*** Source material ***

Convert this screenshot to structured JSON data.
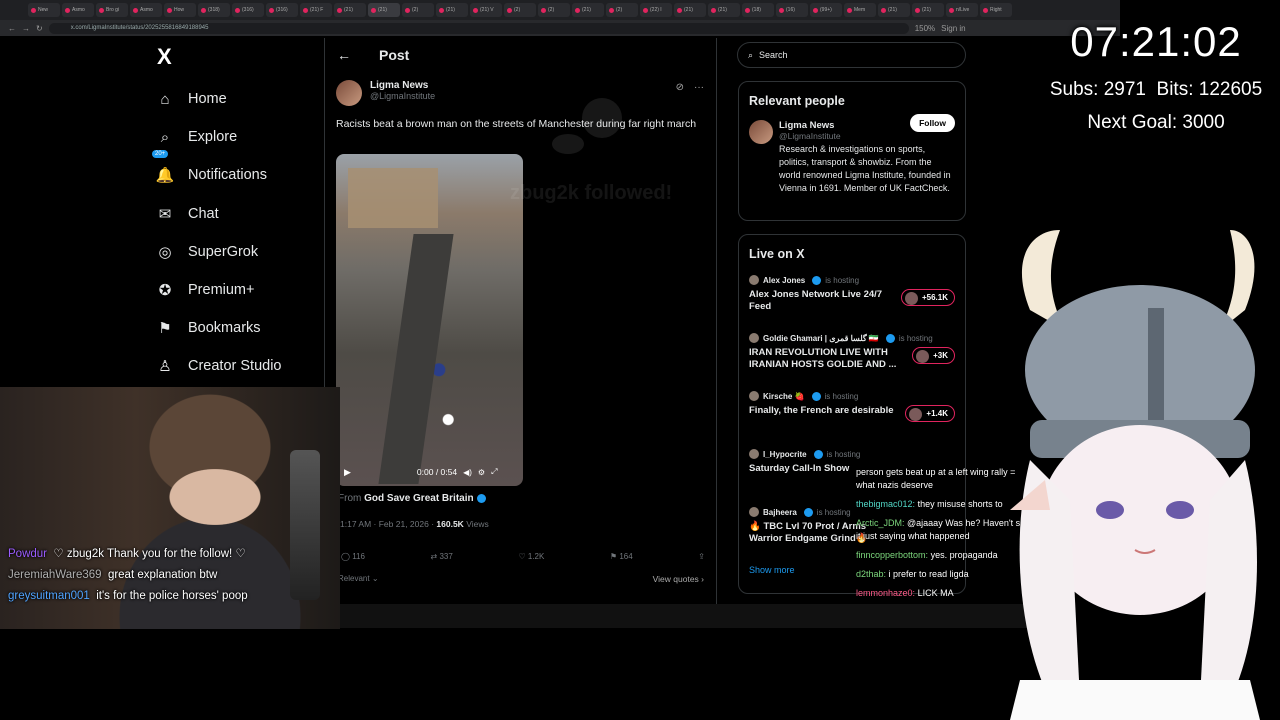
{
  "browser": {
    "tabs": [
      "New",
      "Asmo",
      "Bro gi",
      "Asmo",
      "How",
      "(318)",
      "(316)",
      "(316)",
      "(21) F",
      "(21)",
      "(21)",
      "(2)",
      "(21)",
      "(21) V",
      "(2)",
      "(2)",
      "(21)",
      "(2)",
      "(22) I",
      "(21)",
      "(21)",
      "(18)",
      "(16)",
      "(99+)",
      "Mem",
      "(21)",
      "(21)",
      "n/Live",
      "Right"
    ],
    "active_tab_index": 10,
    "url": "x.com/LigmaInstitute/status/2025255816849188945",
    "zoom": "150%",
    "sign_in": "Sign in"
  },
  "sidebar": {
    "logo": "X",
    "notifications_badge": "20+",
    "items": [
      {
        "label": "Home",
        "icon": "⌂"
      },
      {
        "label": "Explore",
        "icon": "⌕"
      },
      {
        "label": "Notifications",
        "icon": "🔔"
      },
      {
        "label": "Chat",
        "icon": "✉"
      },
      {
        "label": "SuperGrok",
        "icon": "◎"
      },
      {
        "label": "Premium+",
        "icon": "✪"
      },
      {
        "label": "Bookmarks",
        "icon": "⚑"
      },
      {
        "label": "Creator Studio",
        "icon": "♙"
      }
    ]
  },
  "post": {
    "header_title": "Post",
    "author_name": "Ligma News",
    "author_handle": "@LigmaInstitute",
    "text": "Racists beat a brown man on the streets of Manchester during far right march",
    "video_time": "0:00 / 0:54",
    "from_label": "From",
    "from_account": "God Save Great Britain",
    "timestamp": "1:17 AM · Feb 21, 2026 ·",
    "views_count": "160.5K",
    "views_label": "Views",
    "replies": "116",
    "reposts": "337",
    "likes": "1.2K",
    "bookmarks": "164",
    "sort_label": "Relevant",
    "view_quotes": "View quotes",
    "ghost_followed": "zbug2k followed!"
  },
  "search": {
    "placeholder": "Search"
  },
  "relevant_people": {
    "title": "Relevant people",
    "name": "Ligma News",
    "handle": "@LigmaInstitute",
    "follow_label": "Follow",
    "bio": "Research & investigations on sports, politics, transport & showbiz. From the world renowned Ligma Institute, founded in Vienna in 1691. Member of UK FactCheck."
  },
  "live_on_x": {
    "title": "Live on X",
    "hosting_label": "is hosting",
    "show_more": "Show more",
    "items": [
      {
        "host": "Alex Jones",
        "title": "Alex Jones Network Live 24/7 Feed",
        "count": "+56.1K"
      },
      {
        "host": "Goldie Ghamari | گلسا قمری 🇮🇷",
        "title": "IRAN REVOLUTION LIVE WITH IRANIAN HOSTS GOLDIE AND ...",
        "count": "+3K"
      },
      {
        "host": "Kirsche 🍓",
        "title": "Finally, the French are desirable",
        "count": "+1.4K"
      },
      {
        "host": "I_Hypocrite",
        "title": "Saturday Call-In Show",
        "count": ""
      },
      {
        "host": "Bajheera",
        "title": "🔥 TBC Lvl 70 Prot / Arms Warrior Endgame Grind🔥",
        "count": ""
      }
    ]
  },
  "stream_overlay": {
    "clock": "07:21:02",
    "subs": "Subs: 2971",
    "bits": "Bits: 122605",
    "next_goal": "Next Goal: 3000"
  },
  "chat_left": [
    {
      "user": "Powdur",
      "msg": "♡ zbug2k Thank you for the follow! ♡",
      "color": "#9b5cff"
    },
    {
      "user": "JeremiahWare369",
      "msg": "great explanation btw",
      "color": "#b0b0b0"
    },
    {
      "user": "greysuitman001",
      "msg": "it's for the police horses' poop",
      "color": "#4fa3ff"
    }
  ],
  "chat_right": [
    {
      "user": "",
      "msg": "person gets beat up at a left wing rally = what nazis deserve",
      "color": "#ffffff"
    },
    {
      "user": "thebigmac012:",
      "msg": "they misuse shorts to",
      "color": "#52d6c6"
    },
    {
      "user": "Arctic_JDM:",
      "msg": "@ajaaay Was he? Haven't seen it just saying what happened",
      "color": "#7cd67c"
    },
    {
      "user": "finncopperbottom:",
      "msg": "yes. propaganda",
      "color": "#7cd67c"
    },
    {
      "user": "d2thab:",
      "msg": "i prefer to read ligda",
      "color": "#7cd67c"
    },
    {
      "user": "lemmonhaze0:",
      "msg": "LICK MA",
      "color": "#ff5c8a"
    }
  ]
}
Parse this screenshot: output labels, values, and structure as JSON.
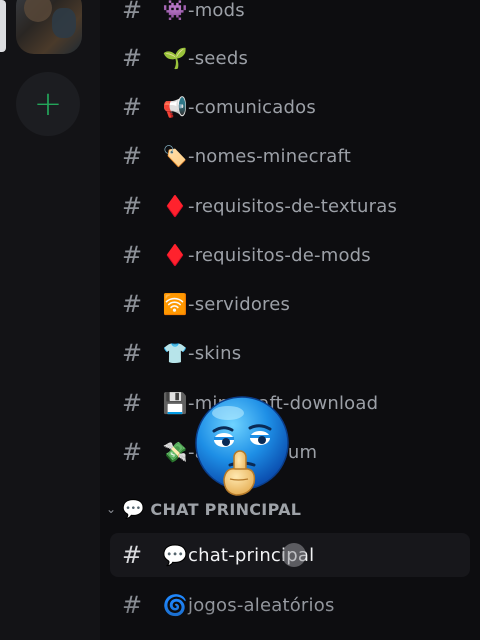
{
  "server_rail": {
    "add_server_glyph": "+",
    "accent_color": "#23a55a"
  },
  "channels": [
    {
      "hash": "#",
      "emoji": "👾",
      "name": "-mods"
    },
    {
      "hash": "#",
      "emoji": "🌱",
      "name": "-seeds"
    },
    {
      "hash": "#",
      "emoji": "📢",
      "name": "-comunicados"
    },
    {
      "hash": "#",
      "emoji": "🏷️",
      "name": "-nomes-minecraft"
    },
    {
      "hash": "#",
      "emoji": "♦️",
      "name": "-requisitos-de-texturas"
    },
    {
      "hash": "#",
      "emoji": "♦️",
      "name": "-requisitos-de-mods"
    },
    {
      "hash": "#",
      "emoji": "🛜",
      "name": "-servidores"
    },
    {
      "hash": "#",
      "emoji": "👕",
      "name": "-skins"
    },
    {
      "hash": "#",
      "emoji": "💾",
      "name": "-minecraft-download"
    },
    {
      "hash": "#",
      "emoji": "💸",
      "name": "-apk-premium"
    }
  ],
  "category": {
    "chevron": "⌄",
    "emoji": "💬",
    "name": "CHAT PRINCIPAL"
  },
  "category_channels": [
    {
      "hash": "#",
      "emoji": "💬",
      "name": "chat-principal",
      "active": true
    },
    {
      "hash": "#",
      "emoji": "🌀",
      "name": "jogos-aleatórios",
      "active": false
    }
  ]
}
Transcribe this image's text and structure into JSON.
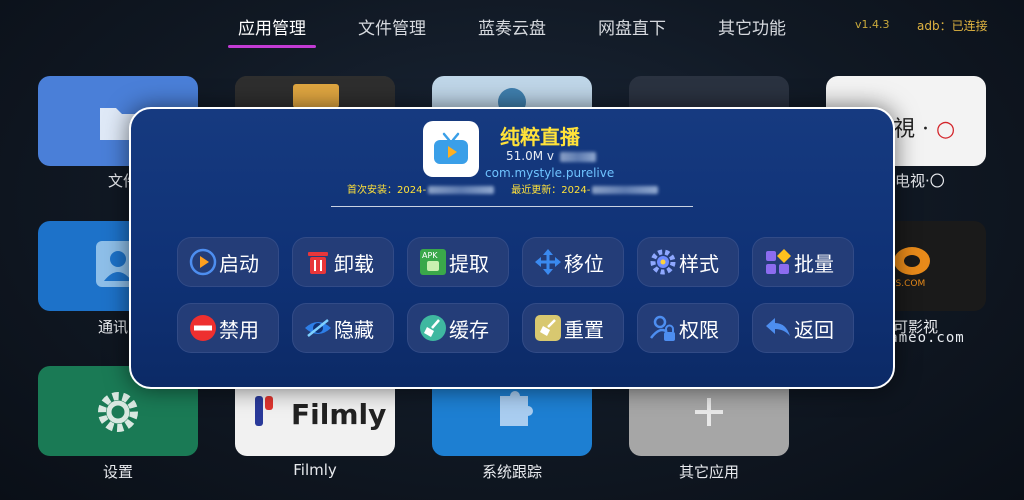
{
  "nav": {
    "tabs": [
      {
        "label": "应用管理",
        "active": true
      },
      {
        "label": "文件管理"
      },
      {
        "label": "蓝奏云盘"
      },
      {
        "label": "网盘直下"
      },
      {
        "label": "其它功能"
      }
    ],
    "version": "v1.4.3",
    "adb_status": "adb：已连接"
  },
  "tiles": {
    "files_label": "文件",
    "tv_text": "電視 · ",
    "tv_label": "电视·〇",
    "contacts_label": "通讯",
    "ys_text": "YS.COM",
    "ys_label": "可影视",
    "settings_label": "设置",
    "filmly_text": "Filmly",
    "filmly_label": "Filmly",
    "trace_label": "系统跟踪",
    "other_label": "其它应用"
  },
  "dialog": {
    "app_name": "纯粹直播",
    "size": "51.0M",
    "version_prefix": "v",
    "package": "com.mystyle.purelive",
    "install_label": "首次安装：2024-",
    "update_label": "最近更新：2024-",
    "apk_text": "APK",
    "buttons": [
      {
        "label": "启动",
        "icon": "play-icon"
      },
      {
        "label": "卸载",
        "icon": "trash-icon"
      },
      {
        "label": "提取",
        "icon": "apk-icon"
      },
      {
        "label": "移位",
        "icon": "move-icon"
      },
      {
        "label": "样式",
        "icon": "gear-style-icon"
      },
      {
        "label": "批量",
        "icon": "batch-icon"
      },
      {
        "label": "禁用",
        "icon": "forbid-icon"
      },
      {
        "label": "隐藏",
        "icon": "eye-hide-icon"
      },
      {
        "label": "缓存",
        "icon": "broom-icon"
      },
      {
        "label": "重置",
        "icon": "brush-icon"
      },
      {
        "label": "权限",
        "icon": "lock-user-icon"
      },
      {
        "label": "返回",
        "icon": "back-arrow-icon"
      }
    ]
  },
  "watermark": "Fsgameo.com",
  "colors": {
    "accent_underline": "#c23bd4",
    "title_yellow": "#ffe23a",
    "package_blue": "#6fc3ff",
    "dialog_bg": "#0f3175"
  }
}
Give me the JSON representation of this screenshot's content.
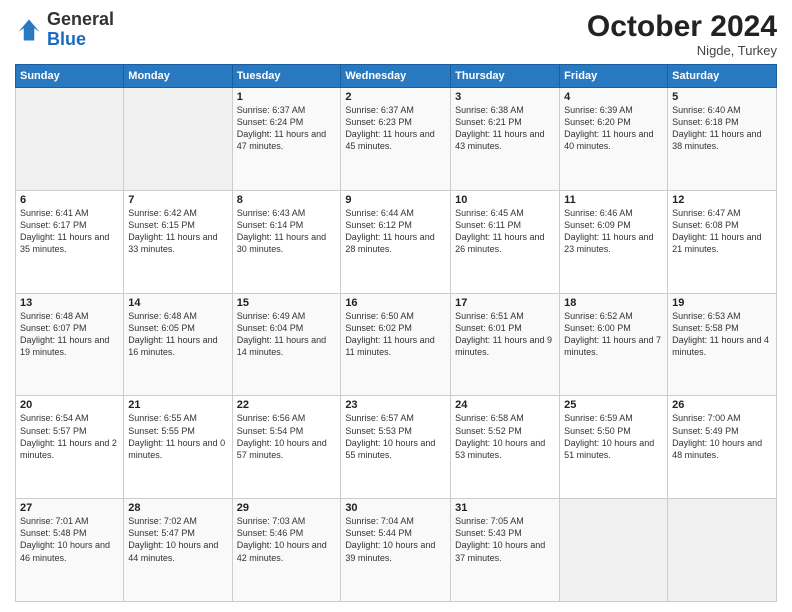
{
  "header": {
    "logo_general": "General",
    "logo_blue": "Blue",
    "month_year": "October 2024",
    "location": "Nigde, Turkey"
  },
  "weekdays": [
    "Sunday",
    "Monday",
    "Tuesday",
    "Wednesday",
    "Thursday",
    "Friday",
    "Saturday"
  ],
  "weeks": [
    [
      {
        "day": "",
        "sunrise": "",
        "sunset": "",
        "daylight": ""
      },
      {
        "day": "",
        "sunrise": "",
        "sunset": "",
        "daylight": ""
      },
      {
        "day": "1",
        "sunrise": "Sunrise: 6:37 AM",
        "sunset": "Sunset: 6:24 PM",
        "daylight": "Daylight: 11 hours and 47 minutes."
      },
      {
        "day": "2",
        "sunrise": "Sunrise: 6:37 AM",
        "sunset": "Sunset: 6:23 PM",
        "daylight": "Daylight: 11 hours and 45 minutes."
      },
      {
        "day": "3",
        "sunrise": "Sunrise: 6:38 AM",
        "sunset": "Sunset: 6:21 PM",
        "daylight": "Daylight: 11 hours and 43 minutes."
      },
      {
        "day": "4",
        "sunrise": "Sunrise: 6:39 AM",
        "sunset": "Sunset: 6:20 PM",
        "daylight": "Daylight: 11 hours and 40 minutes."
      },
      {
        "day": "5",
        "sunrise": "Sunrise: 6:40 AM",
        "sunset": "Sunset: 6:18 PM",
        "daylight": "Daylight: 11 hours and 38 minutes."
      }
    ],
    [
      {
        "day": "6",
        "sunrise": "Sunrise: 6:41 AM",
        "sunset": "Sunset: 6:17 PM",
        "daylight": "Daylight: 11 hours and 35 minutes."
      },
      {
        "day": "7",
        "sunrise": "Sunrise: 6:42 AM",
        "sunset": "Sunset: 6:15 PM",
        "daylight": "Daylight: 11 hours and 33 minutes."
      },
      {
        "day": "8",
        "sunrise": "Sunrise: 6:43 AM",
        "sunset": "Sunset: 6:14 PM",
        "daylight": "Daylight: 11 hours and 30 minutes."
      },
      {
        "day": "9",
        "sunrise": "Sunrise: 6:44 AM",
        "sunset": "Sunset: 6:12 PM",
        "daylight": "Daylight: 11 hours and 28 minutes."
      },
      {
        "day": "10",
        "sunrise": "Sunrise: 6:45 AM",
        "sunset": "Sunset: 6:11 PM",
        "daylight": "Daylight: 11 hours and 26 minutes."
      },
      {
        "day": "11",
        "sunrise": "Sunrise: 6:46 AM",
        "sunset": "Sunset: 6:09 PM",
        "daylight": "Daylight: 11 hours and 23 minutes."
      },
      {
        "day": "12",
        "sunrise": "Sunrise: 6:47 AM",
        "sunset": "Sunset: 6:08 PM",
        "daylight": "Daylight: 11 hours and 21 minutes."
      }
    ],
    [
      {
        "day": "13",
        "sunrise": "Sunrise: 6:48 AM",
        "sunset": "Sunset: 6:07 PM",
        "daylight": "Daylight: 11 hours and 19 minutes."
      },
      {
        "day": "14",
        "sunrise": "Sunrise: 6:48 AM",
        "sunset": "Sunset: 6:05 PM",
        "daylight": "Daylight: 11 hours and 16 minutes."
      },
      {
        "day": "15",
        "sunrise": "Sunrise: 6:49 AM",
        "sunset": "Sunset: 6:04 PM",
        "daylight": "Daylight: 11 hours and 14 minutes."
      },
      {
        "day": "16",
        "sunrise": "Sunrise: 6:50 AM",
        "sunset": "Sunset: 6:02 PM",
        "daylight": "Daylight: 11 hours and 11 minutes."
      },
      {
        "day": "17",
        "sunrise": "Sunrise: 6:51 AM",
        "sunset": "Sunset: 6:01 PM",
        "daylight": "Daylight: 11 hours and 9 minutes."
      },
      {
        "day": "18",
        "sunrise": "Sunrise: 6:52 AM",
        "sunset": "Sunset: 6:00 PM",
        "daylight": "Daylight: 11 hours and 7 minutes."
      },
      {
        "day": "19",
        "sunrise": "Sunrise: 6:53 AM",
        "sunset": "Sunset: 5:58 PM",
        "daylight": "Daylight: 11 hours and 4 minutes."
      }
    ],
    [
      {
        "day": "20",
        "sunrise": "Sunrise: 6:54 AM",
        "sunset": "Sunset: 5:57 PM",
        "daylight": "Daylight: 11 hours and 2 minutes."
      },
      {
        "day": "21",
        "sunrise": "Sunrise: 6:55 AM",
        "sunset": "Sunset: 5:55 PM",
        "daylight": "Daylight: 11 hours and 0 minutes."
      },
      {
        "day": "22",
        "sunrise": "Sunrise: 6:56 AM",
        "sunset": "Sunset: 5:54 PM",
        "daylight": "Daylight: 10 hours and 57 minutes."
      },
      {
        "day": "23",
        "sunrise": "Sunrise: 6:57 AM",
        "sunset": "Sunset: 5:53 PM",
        "daylight": "Daylight: 10 hours and 55 minutes."
      },
      {
        "day": "24",
        "sunrise": "Sunrise: 6:58 AM",
        "sunset": "Sunset: 5:52 PM",
        "daylight": "Daylight: 10 hours and 53 minutes."
      },
      {
        "day": "25",
        "sunrise": "Sunrise: 6:59 AM",
        "sunset": "Sunset: 5:50 PM",
        "daylight": "Daylight: 10 hours and 51 minutes."
      },
      {
        "day": "26",
        "sunrise": "Sunrise: 7:00 AM",
        "sunset": "Sunset: 5:49 PM",
        "daylight": "Daylight: 10 hours and 48 minutes."
      }
    ],
    [
      {
        "day": "27",
        "sunrise": "Sunrise: 7:01 AM",
        "sunset": "Sunset: 5:48 PM",
        "daylight": "Daylight: 10 hours and 46 minutes."
      },
      {
        "day": "28",
        "sunrise": "Sunrise: 7:02 AM",
        "sunset": "Sunset: 5:47 PM",
        "daylight": "Daylight: 10 hours and 44 minutes."
      },
      {
        "day": "29",
        "sunrise": "Sunrise: 7:03 AM",
        "sunset": "Sunset: 5:46 PM",
        "daylight": "Daylight: 10 hours and 42 minutes."
      },
      {
        "day": "30",
        "sunrise": "Sunrise: 7:04 AM",
        "sunset": "Sunset: 5:44 PM",
        "daylight": "Daylight: 10 hours and 39 minutes."
      },
      {
        "day": "31",
        "sunrise": "Sunrise: 7:05 AM",
        "sunset": "Sunset: 5:43 PM",
        "daylight": "Daylight: 10 hours and 37 minutes."
      },
      {
        "day": "",
        "sunrise": "",
        "sunset": "",
        "daylight": ""
      },
      {
        "day": "",
        "sunrise": "",
        "sunset": "",
        "daylight": ""
      }
    ]
  ]
}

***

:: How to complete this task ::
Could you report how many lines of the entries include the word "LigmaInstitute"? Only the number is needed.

:: Written solution ::
3